* _WORK REQUEST_
Determine how many lines in the entries below hold "bijlagen". Respond with that number only.

========================================

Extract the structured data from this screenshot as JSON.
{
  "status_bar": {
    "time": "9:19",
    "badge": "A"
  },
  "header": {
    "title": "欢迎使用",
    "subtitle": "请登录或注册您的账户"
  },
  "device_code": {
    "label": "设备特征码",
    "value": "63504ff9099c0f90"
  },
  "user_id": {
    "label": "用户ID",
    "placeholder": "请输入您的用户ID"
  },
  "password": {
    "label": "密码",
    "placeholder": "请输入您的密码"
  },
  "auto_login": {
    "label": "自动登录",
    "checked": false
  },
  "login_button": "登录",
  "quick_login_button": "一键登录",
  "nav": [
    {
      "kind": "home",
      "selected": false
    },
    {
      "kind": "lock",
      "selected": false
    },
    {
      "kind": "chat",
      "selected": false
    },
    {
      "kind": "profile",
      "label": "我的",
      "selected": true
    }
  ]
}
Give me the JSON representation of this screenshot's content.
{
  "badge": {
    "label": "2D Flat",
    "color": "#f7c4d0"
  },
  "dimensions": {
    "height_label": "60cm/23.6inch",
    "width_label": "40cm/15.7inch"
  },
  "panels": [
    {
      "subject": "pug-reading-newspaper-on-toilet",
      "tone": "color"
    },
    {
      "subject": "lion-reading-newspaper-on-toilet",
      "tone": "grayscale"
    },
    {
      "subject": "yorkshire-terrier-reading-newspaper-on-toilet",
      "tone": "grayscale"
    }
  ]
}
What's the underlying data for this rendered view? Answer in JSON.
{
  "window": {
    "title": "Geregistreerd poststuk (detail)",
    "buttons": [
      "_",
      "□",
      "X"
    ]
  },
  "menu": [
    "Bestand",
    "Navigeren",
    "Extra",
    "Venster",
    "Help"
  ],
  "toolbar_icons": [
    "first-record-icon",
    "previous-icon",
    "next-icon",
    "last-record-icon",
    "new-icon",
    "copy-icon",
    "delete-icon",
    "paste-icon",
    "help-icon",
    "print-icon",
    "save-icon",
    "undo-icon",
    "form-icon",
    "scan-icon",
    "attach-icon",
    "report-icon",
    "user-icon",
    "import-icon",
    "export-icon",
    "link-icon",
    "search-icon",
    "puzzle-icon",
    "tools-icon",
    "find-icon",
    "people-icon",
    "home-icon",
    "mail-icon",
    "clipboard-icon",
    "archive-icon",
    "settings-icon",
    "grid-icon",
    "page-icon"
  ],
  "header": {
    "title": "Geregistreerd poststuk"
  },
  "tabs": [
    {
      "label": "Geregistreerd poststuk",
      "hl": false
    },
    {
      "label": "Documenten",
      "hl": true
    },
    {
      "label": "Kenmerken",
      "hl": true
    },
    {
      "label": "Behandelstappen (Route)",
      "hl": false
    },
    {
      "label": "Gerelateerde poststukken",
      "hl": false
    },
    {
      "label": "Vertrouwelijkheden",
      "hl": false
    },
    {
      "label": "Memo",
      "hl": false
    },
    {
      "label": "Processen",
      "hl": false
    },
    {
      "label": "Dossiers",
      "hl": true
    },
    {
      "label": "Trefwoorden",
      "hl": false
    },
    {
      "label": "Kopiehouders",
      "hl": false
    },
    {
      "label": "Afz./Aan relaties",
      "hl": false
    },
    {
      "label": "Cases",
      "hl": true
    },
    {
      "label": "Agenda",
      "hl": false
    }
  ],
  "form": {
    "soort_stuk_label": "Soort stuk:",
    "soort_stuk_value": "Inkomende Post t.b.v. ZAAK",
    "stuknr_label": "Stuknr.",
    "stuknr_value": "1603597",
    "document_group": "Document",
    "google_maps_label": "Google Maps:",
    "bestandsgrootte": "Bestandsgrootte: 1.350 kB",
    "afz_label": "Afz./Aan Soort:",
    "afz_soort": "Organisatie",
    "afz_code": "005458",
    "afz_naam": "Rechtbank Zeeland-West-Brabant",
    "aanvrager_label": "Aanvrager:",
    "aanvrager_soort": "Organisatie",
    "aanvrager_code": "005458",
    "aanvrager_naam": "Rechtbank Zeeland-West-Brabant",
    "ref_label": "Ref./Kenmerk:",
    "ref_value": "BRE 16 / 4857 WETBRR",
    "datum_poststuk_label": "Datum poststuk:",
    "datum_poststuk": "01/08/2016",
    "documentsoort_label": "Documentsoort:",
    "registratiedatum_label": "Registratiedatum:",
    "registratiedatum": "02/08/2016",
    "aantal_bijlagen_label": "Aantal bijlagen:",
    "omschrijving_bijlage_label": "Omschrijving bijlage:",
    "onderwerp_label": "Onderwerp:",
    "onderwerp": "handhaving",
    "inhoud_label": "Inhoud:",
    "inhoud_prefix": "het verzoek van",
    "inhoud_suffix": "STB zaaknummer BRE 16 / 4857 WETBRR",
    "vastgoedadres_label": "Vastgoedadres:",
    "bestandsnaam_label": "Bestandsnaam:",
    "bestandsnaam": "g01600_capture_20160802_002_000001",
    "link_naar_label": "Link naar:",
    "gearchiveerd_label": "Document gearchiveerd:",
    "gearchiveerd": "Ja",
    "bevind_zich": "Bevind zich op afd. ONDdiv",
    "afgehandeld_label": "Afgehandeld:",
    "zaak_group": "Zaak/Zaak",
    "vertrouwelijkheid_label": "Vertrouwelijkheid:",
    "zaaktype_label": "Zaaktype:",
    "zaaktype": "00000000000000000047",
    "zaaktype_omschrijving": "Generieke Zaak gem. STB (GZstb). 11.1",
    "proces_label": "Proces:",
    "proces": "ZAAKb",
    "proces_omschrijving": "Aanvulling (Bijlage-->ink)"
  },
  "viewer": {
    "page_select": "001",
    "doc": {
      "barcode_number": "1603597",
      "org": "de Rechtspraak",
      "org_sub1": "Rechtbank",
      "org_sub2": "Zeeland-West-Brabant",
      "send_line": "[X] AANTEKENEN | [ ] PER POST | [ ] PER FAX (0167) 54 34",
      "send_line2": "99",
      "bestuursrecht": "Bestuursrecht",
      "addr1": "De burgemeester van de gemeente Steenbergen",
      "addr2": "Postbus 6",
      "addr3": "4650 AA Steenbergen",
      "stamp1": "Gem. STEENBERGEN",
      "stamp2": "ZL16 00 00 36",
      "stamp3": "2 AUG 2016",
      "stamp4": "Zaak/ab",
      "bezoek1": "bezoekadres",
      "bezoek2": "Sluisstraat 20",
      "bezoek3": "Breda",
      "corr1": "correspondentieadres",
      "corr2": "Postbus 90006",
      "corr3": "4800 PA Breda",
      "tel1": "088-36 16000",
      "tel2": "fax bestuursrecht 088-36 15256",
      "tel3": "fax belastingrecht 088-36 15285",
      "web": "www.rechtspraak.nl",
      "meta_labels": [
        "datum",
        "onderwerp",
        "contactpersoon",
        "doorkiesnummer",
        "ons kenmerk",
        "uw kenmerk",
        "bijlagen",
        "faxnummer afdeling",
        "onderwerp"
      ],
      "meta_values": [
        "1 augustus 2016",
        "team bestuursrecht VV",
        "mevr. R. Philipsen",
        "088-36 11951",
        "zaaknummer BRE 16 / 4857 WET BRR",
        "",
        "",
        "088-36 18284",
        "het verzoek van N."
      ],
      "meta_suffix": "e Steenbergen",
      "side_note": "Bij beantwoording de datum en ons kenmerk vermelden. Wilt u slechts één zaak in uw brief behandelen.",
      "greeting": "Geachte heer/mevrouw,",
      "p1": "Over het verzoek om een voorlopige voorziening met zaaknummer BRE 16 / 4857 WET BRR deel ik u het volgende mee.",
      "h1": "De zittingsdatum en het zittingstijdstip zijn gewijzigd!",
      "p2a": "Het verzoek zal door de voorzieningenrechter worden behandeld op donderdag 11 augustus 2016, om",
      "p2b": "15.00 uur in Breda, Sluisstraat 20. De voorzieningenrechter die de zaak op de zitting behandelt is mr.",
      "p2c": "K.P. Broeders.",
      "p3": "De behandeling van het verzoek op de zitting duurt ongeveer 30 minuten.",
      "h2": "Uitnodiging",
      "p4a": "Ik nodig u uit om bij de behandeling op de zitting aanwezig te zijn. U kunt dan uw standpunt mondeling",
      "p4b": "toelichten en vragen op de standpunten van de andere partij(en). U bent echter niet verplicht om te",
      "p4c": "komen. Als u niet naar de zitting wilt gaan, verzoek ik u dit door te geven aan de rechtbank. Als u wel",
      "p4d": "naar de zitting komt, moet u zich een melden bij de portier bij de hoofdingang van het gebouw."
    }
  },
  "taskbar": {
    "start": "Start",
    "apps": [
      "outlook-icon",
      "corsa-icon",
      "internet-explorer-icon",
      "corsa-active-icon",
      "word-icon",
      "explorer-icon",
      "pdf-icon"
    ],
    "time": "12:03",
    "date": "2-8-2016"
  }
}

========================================

* _RESPONSE TO THE EXERCISE_
2